Dataset.
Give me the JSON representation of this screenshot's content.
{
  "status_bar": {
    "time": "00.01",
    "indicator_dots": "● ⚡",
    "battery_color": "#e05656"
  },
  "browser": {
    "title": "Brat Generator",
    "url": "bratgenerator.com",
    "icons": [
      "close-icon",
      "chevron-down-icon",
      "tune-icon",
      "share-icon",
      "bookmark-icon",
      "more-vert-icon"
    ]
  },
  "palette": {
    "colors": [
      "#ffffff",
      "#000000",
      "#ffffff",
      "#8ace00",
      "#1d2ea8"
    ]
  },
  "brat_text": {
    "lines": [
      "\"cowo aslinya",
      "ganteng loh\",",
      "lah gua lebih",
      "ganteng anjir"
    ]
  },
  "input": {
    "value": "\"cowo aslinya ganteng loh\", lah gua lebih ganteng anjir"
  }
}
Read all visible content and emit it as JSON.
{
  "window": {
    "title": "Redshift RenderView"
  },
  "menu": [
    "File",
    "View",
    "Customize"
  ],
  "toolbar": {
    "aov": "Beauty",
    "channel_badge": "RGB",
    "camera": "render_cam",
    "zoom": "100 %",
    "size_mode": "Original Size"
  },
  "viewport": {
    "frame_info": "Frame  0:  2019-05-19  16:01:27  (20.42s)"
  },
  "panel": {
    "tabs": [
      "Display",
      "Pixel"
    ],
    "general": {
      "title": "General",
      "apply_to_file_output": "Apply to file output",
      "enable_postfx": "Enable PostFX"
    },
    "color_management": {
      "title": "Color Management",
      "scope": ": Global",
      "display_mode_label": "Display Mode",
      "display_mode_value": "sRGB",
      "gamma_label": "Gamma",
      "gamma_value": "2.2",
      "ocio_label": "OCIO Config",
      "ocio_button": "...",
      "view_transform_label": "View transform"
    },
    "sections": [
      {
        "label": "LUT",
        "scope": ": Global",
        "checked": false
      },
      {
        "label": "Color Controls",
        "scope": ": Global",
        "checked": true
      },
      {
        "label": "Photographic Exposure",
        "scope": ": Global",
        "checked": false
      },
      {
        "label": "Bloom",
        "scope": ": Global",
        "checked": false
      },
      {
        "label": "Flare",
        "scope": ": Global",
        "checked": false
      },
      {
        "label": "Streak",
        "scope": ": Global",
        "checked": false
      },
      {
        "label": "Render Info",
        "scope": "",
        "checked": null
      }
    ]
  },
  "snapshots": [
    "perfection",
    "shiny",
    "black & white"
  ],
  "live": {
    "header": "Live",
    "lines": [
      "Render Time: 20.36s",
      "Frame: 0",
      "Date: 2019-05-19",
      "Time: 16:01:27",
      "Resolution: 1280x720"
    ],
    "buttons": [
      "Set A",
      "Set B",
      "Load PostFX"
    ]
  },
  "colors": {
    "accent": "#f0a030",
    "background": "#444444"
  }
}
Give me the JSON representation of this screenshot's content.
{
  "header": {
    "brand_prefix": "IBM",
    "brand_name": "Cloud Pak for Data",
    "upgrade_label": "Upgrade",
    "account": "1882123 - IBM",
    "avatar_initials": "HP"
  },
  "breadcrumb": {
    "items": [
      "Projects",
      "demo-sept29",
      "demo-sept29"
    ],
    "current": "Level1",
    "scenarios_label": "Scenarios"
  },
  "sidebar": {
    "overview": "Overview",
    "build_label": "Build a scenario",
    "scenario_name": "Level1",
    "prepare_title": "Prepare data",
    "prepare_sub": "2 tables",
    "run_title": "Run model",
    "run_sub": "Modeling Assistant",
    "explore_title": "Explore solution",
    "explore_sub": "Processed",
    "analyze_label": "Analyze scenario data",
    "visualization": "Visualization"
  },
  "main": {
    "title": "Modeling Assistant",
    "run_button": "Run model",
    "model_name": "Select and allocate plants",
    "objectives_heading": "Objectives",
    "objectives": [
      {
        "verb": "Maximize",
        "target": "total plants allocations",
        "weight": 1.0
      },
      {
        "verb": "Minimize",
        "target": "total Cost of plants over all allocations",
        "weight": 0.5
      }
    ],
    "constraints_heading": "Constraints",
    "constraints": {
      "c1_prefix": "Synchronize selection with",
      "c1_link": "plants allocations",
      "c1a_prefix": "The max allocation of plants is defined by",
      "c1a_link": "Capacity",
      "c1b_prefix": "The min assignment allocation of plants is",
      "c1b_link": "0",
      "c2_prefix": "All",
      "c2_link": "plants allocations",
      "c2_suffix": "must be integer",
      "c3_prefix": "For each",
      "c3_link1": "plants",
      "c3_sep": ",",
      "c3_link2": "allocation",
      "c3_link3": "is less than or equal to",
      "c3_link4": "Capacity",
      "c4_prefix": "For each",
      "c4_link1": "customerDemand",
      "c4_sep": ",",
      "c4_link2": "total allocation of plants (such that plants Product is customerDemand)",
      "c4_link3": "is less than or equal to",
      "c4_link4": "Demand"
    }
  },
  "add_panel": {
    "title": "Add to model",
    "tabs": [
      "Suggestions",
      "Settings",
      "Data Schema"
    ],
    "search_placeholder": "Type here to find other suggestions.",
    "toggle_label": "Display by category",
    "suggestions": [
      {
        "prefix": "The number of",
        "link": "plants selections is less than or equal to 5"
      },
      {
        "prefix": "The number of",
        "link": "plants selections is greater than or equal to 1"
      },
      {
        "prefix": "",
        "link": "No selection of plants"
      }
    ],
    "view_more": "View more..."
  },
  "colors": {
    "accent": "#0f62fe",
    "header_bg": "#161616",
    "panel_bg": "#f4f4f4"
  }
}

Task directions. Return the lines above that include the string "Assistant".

Result of the exercise.
    "run_sub": "Modeling Assistant",
    "title": "Modeling Assistant",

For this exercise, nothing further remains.